This month we explore mystery through the senses, and this day we explore the sense of hearing through the absence of sound, silence. Silence was with us before we were born and silence accompanies us after we die. It surrounds our blue green planet earth in the vast silent darkness of space. And yet as scientific as silence is, silence is not neutral. A moment of silence can be a life-line for the single mother of three who longs for a moment void of chaotic noise, a moment she can claim for herself. Yet silence can also be an unwelcome companion for a person who’s life is filled with the silence of loneliness. Join us as we consider what kind of silence we want to cultivate together.
How do those surrounding them respond? We recently watched a story of sexual assault unfold on our television screens — a somber sonata with three movements. Movement One depicted the long-term devastation a rape victim experiences. Movement Two described the unreasonable expectation that the victim provide irrefutable evidence. Movement Three enabled us to witness the reactions of “the crowd” and their frenetic operations to protect and exonerate the alleged perpetrator.
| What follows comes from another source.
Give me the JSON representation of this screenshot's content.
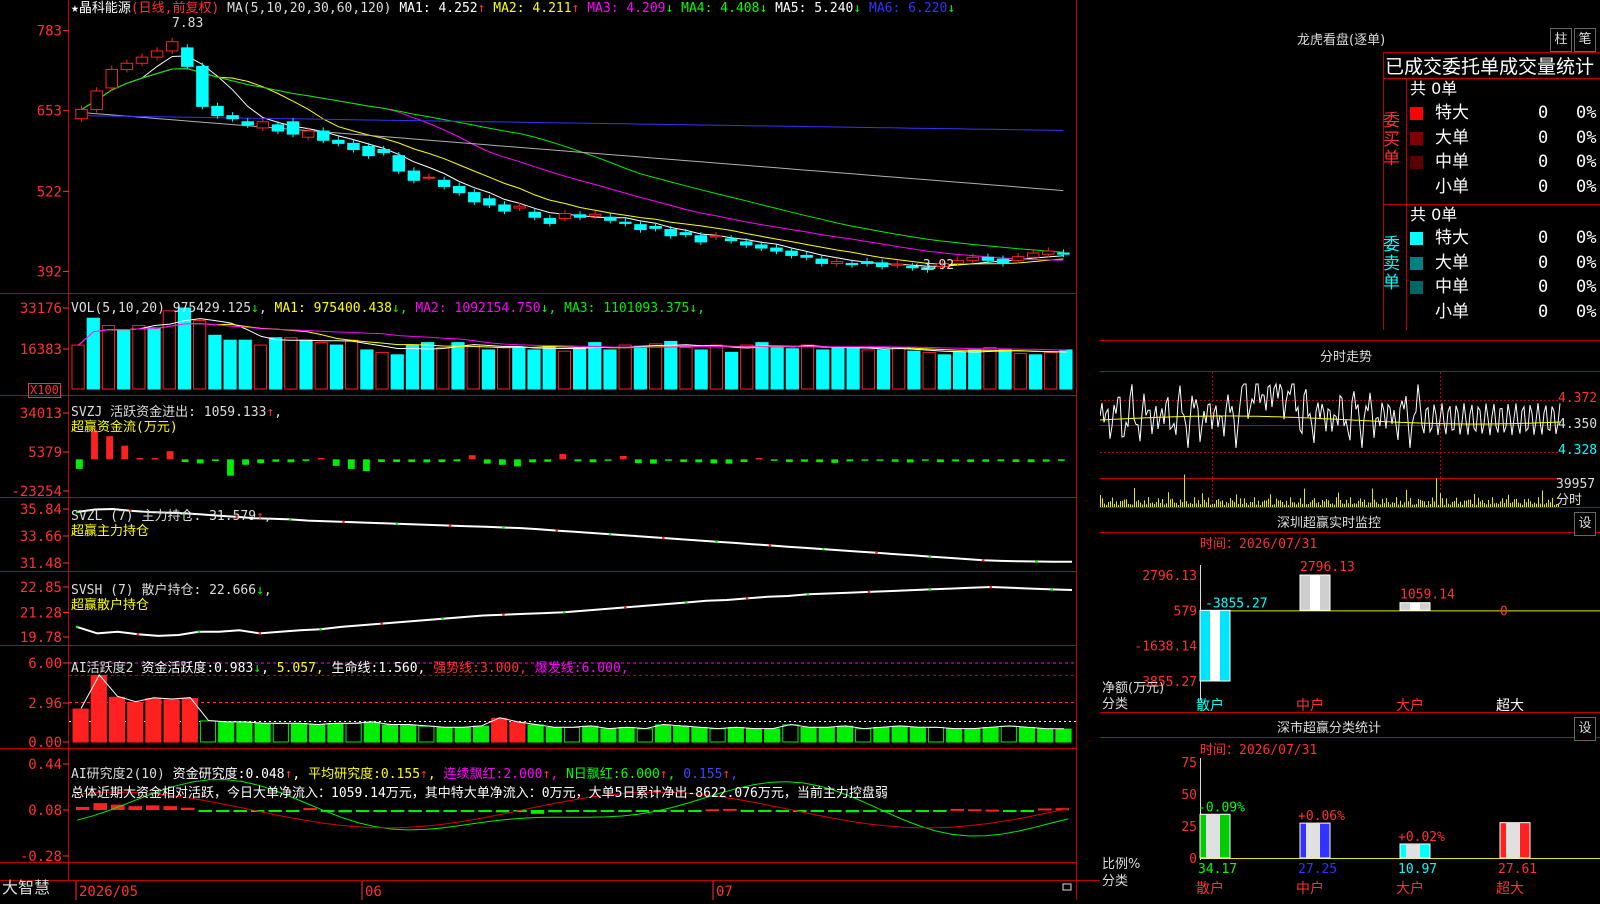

This story is no new thing. It happens every day, and has for centuries. As a compassionate and caring people, might we answer this question: Can our hearts truly hear a victim’s story of pain and will we respond in the way of hope?
Kathy (Kalliope) is an ordained Baptist minister who worked for years with victims of violence. She founded Safe Places in Little Rock, AR to do this work.
Today we lift up the other side of our monthly theme on Memory by looking at the unexpected gifts of those living with Alzheimer’s. In a religion that has so often emphasized self-reliance and cerebral knowledge, how do we make sense of diseases that take those two things away? What resources do we have to make meaning out of this cruel disease?
Where leads our call? It is a workshop for UU Ministers but it is also a relevant question for congregations. A call is often thought of as something deep, unshakable. But it can also change, and should change, depending on the larger circumstances. Come join us this Sunday before Election Day as we seek to both remember who we’ve been and recommit to who we are called to be as UU’s in this beautiful and broken world.
Come for a service to remember our beloved dead. We’ll name those from High Street who have died in the past year and have an opportunity to light a candle for those in our personal lives who we’ve lost. Bring a photo or memento of a beloved dead one to add to our altar!
JoAnn Weiss, El Refugio Board Chair – October 21, 2018
JoAnn shared with us from her rich personal experience and how it relates to our need as human beings to not only seek refuge but also to provide refuge to those around us who need sanctuary.
JoAnn has been an activist for social justice in Latin America since the early 1980s. In California, she worked with refugees and asylum seekers from El Salvador and Guatemala. In Nicaragua, she served as a witness to U.S. policies during the Sandinista revolution, and in New Mexico, she worked as a community organizer in border communities. JoAnn is an instructor of Adult Education at Gwinnett Technical College, and has been a member of the Unitarian Universalist Congregation of Gwinnett for nearly 20 years. She currently serves as Board Chair of El Refugio.
Our historic, wooden and stained glass sanctuary is important for more than just aesthetic reasons. It offers guests of the sanctuary a lived experience of what sanctuary might feel like: Peaceful. Safe. Grounding. The question our physical sanctuary asks us is not just how to preserve the physical sanctuary, but how to create living sanctuary for and with one another! What kind of space do we want to create together as a community seeking to better ourselves, our community and our world? Perhaps in searching for the answer we will find that sanctuary is not just about comfort. It is also about calling and being a living sanctuary in the world.
In-door Multigenerational Service As the world gets faster and noisier it can be harder and harder to hear the sounds of the animals. And yet their needs are just as real as ours: needs of habitat, of food, of sanctuary, of home. Today we celebrate the tradition of Saint Francis of Assisi and bless our animals. If you have a pet animal you’d like to get blessed, bring them, or if it’s easier, a photo or stuffed animal, and be ready for a Service filled with lots of animal noises!